What is required: For the material that follows, work out how many lines hold the word "dans" and answer only with the number.

--------

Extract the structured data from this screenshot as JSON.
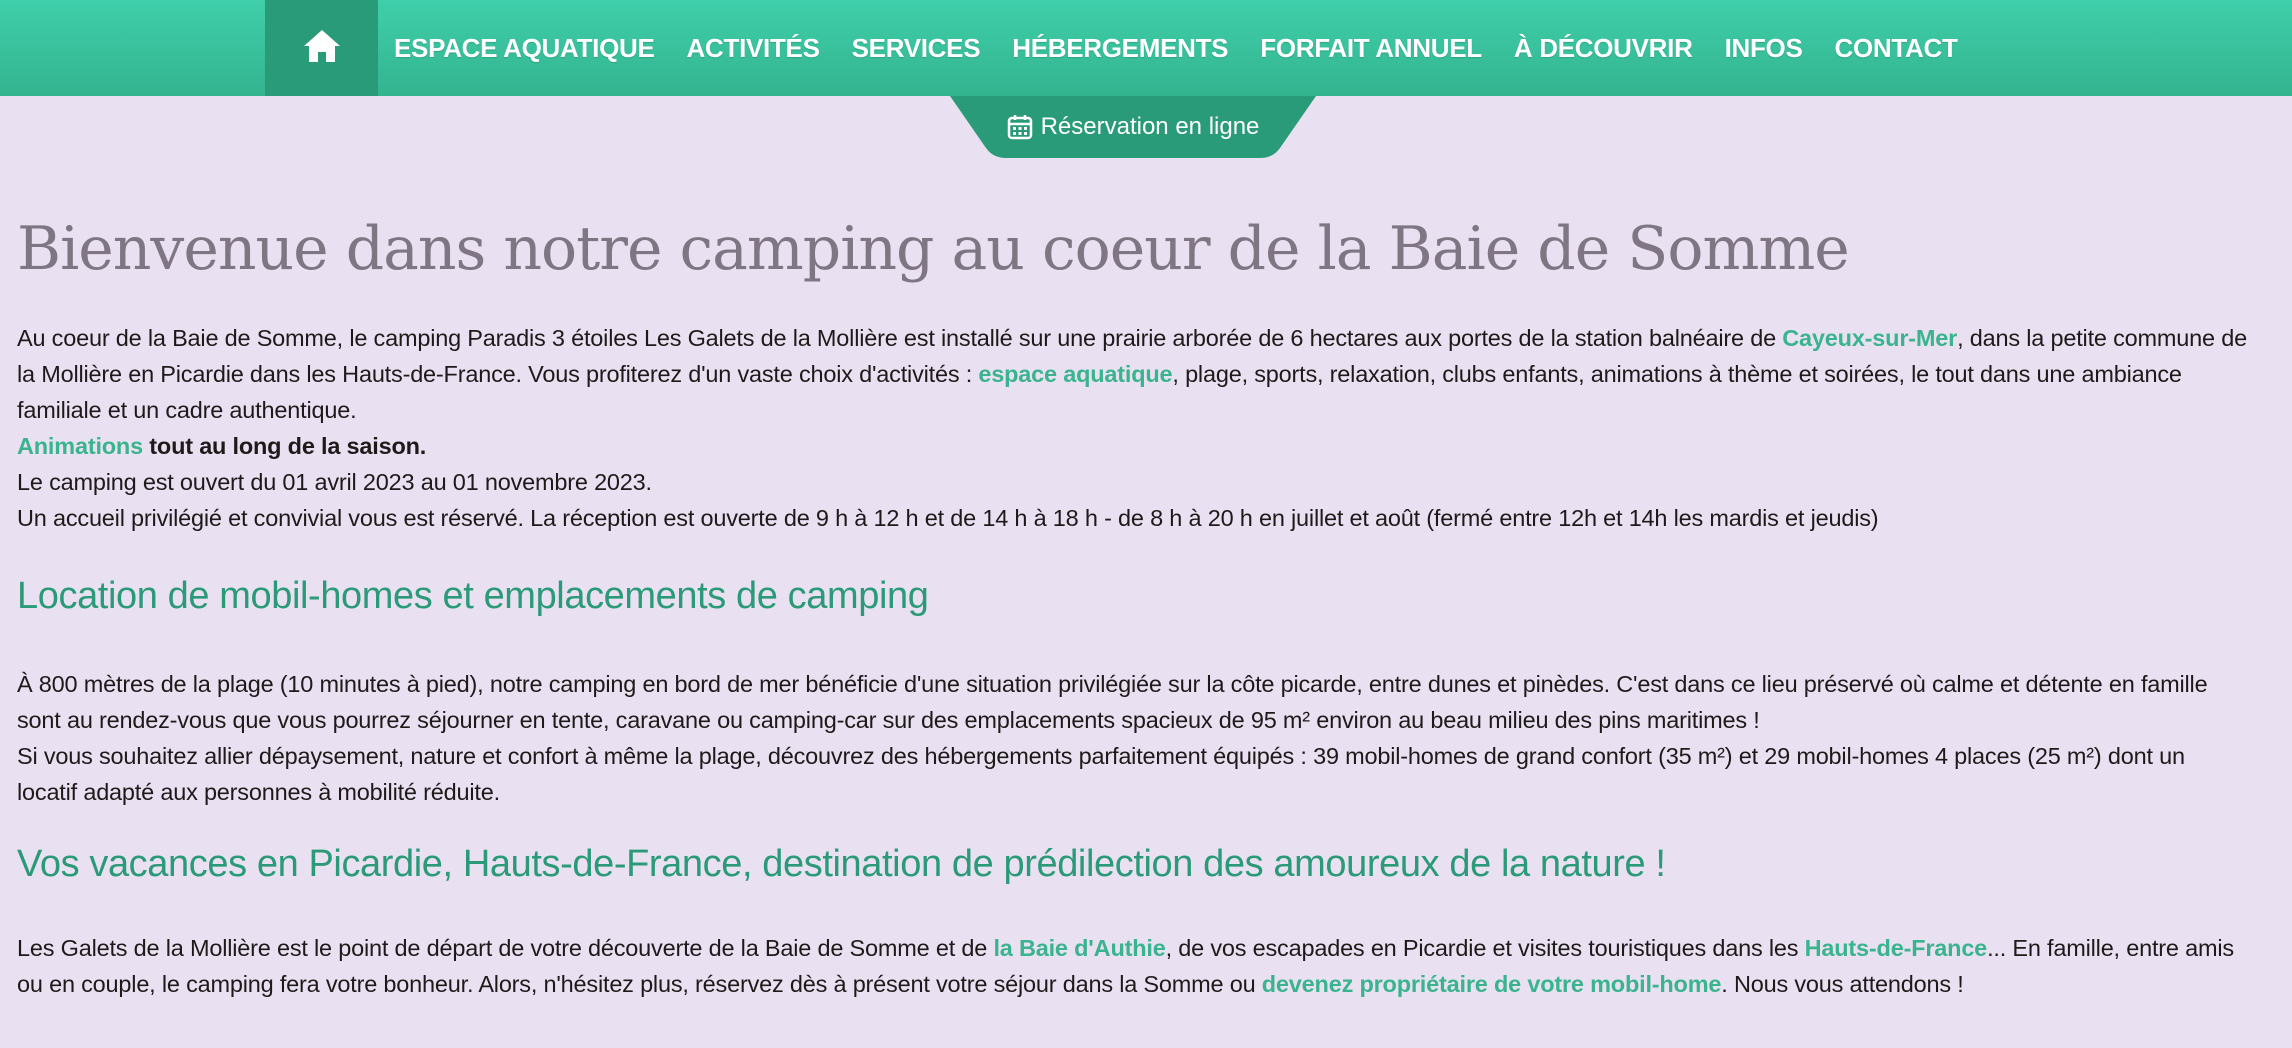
{
  "nav": {
    "home_icon": "home-icon",
    "items": [
      "ESPACE AQUATIQUE",
      "ACTIVITÉS",
      "SERVICES",
      "HÉBERGEMENTS",
      "FORFAIT ANNUEL",
      "À DÉCOUVRIR",
      "INFOS",
      "CONTACT"
    ]
  },
  "reservation": {
    "icon": "calendar-icon",
    "label": "Réservation en ligne"
  },
  "main": {
    "title": "Bienvenue dans notre camping au coeur de la Baie de Somme",
    "intro": {
      "t1": "Au coeur de la Baie de Somme, le camping Paradis 3 étoiles Les Galets de la Mollière est installé sur une prairie arborée de 6 hectares aux portes de la station balnéaire de ",
      "link1": "Cayeux-sur-Mer",
      "t2": ", dans la petite commune de la Mollière en Picardie dans les Hauts-de-France. Vous profiterez d'un vaste choix d'activités : ",
      "link2": "espace aquatique",
      "t3": ", plage, sports, relaxation, clubs enfants, animations à thème et soirées, le tout dans une ambiance familiale et un cadre authentique.",
      "link3": "Animations",
      "bold1": " tout au long de la saison.",
      "line_open": "Le camping est ouvert du 01 avril 2023 au 01 novembre 2023.",
      "line_accueil": "Un accueil privilégié et convivial vous est réservé. La réception est ouverte de 9 h à 12 h et de 14 h à 18 h - de 8 h à 20 h en juillet et août (fermé entre 12h et 14h les mardis et jeudis)"
    },
    "section1": {
      "heading": "Location de mobil-homes et emplacements de camping",
      "p1": "À 800 mètres de la plage (10 minutes à pied), notre camping en bord de mer bénéficie d'une situation privilégiée sur la côte picarde, entre dunes et pinèdes. C'est dans ce lieu préservé où calme et détente en famille sont au rendez-vous que vous pourrez séjourner en tente, caravane ou camping-car sur des emplacements spacieux de 95 m² environ au beau milieu des pins maritimes !",
      "p2": "Si vous souhaitez allier dépaysement, nature et confort à même la plage, découvrez des hébergements parfaitement équipés : 39 mobil-homes de grand confort (35 m²) et 29 mobil-homes 4 places (25 m²) dont un locatif adapté aux personnes à mobilité réduite."
    },
    "section2": {
      "heading": "Vos vacances en Picardie, Hauts-de-France, destination de prédilection des amoureux de la nature !",
      "t1": "Les Galets de la Mollière est le point de départ de votre découverte de la Baie de Somme et de ",
      "link1": "la Baie d'Authie",
      "t2": ", de vos escapades en Picardie et visites touristiques dans les ",
      "link2": "Hauts-de-France",
      "t3": "... En famille, entre amis ou en couple, le camping fera votre bonheur. Alors, n'hésitez plus, réservez dès à présent votre séjour dans la Somme ou ",
      "link3": "devenez propriétaire de votre mobil-home",
      "t4": ". Nous vous attendons !"
    }
  },
  "colors": {
    "nav_top": "#3fcfaa",
    "nav_bottom": "#33b48f",
    "home_bg": "#2a9b79",
    "page_bg": "#e9e1f1",
    "title": "#807683",
    "heading": "#2a9a78",
    "link": "#3ab48f"
  }
}
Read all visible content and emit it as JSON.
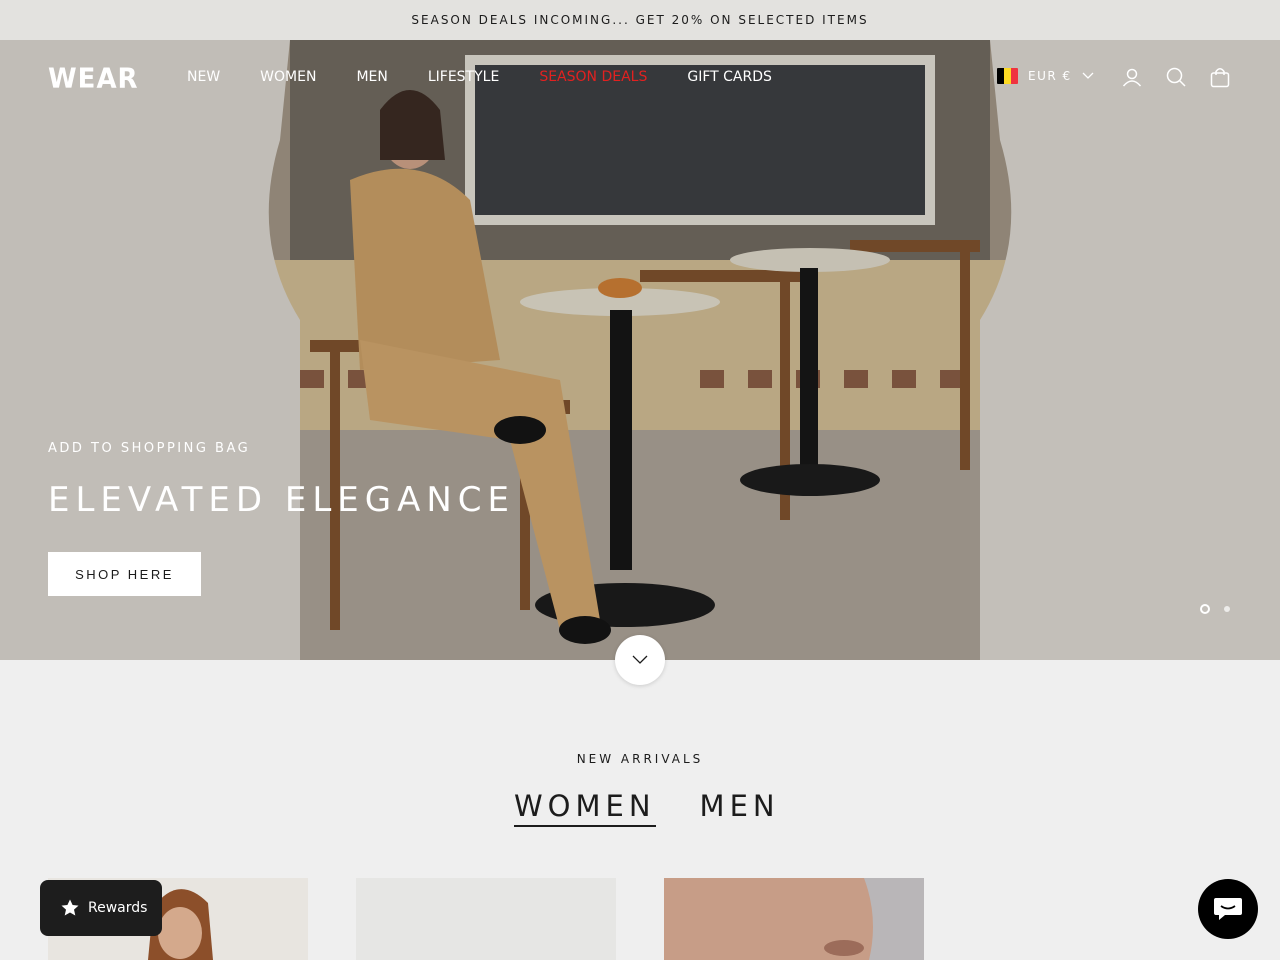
{
  "announcement": {
    "text": "SEASON DEALS INCOMING... GET 20% ON SELECTED ITEMS"
  },
  "header": {
    "logo": "WEAR",
    "nav": [
      {
        "label": "NEW"
      },
      {
        "label": "WOMEN"
      },
      {
        "label": "MEN"
      },
      {
        "label": "LIFESTYLE"
      },
      {
        "label": "SEASON DEALS",
        "highlight": "#e22120"
      },
      {
        "label": "GIFT CARDS"
      }
    ],
    "locale": {
      "currency": "EUR €",
      "flag": "belgium-flag"
    },
    "icons": [
      "account-icon",
      "search-icon",
      "bag-icon"
    ]
  },
  "hero": {
    "subheading": "ADD TO SHOPPING BAG",
    "title": "ELEVATED ELEGANCE",
    "button": "SHOP HERE",
    "slides_total": 2,
    "slide_active": 1
  },
  "arrivals": {
    "label": "NEW ARRIVALS",
    "tabs": [
      {
        "label": "WOMEN",
        "active": true
      },
      {
        "label": "MEN",
        "active": false
      }
    ]
  },
  "widgets": {
    "rewards_label": "Rewards",
    "chat_icon": "chat-icon"
  },
  "colors": {
    "announcement_bg": "#e3e2df",
    "sale_red": "#e22120",
    "page_bg": "#efefef",
    "dark": "#1d1d1d"
  }
}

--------

Completed task: 6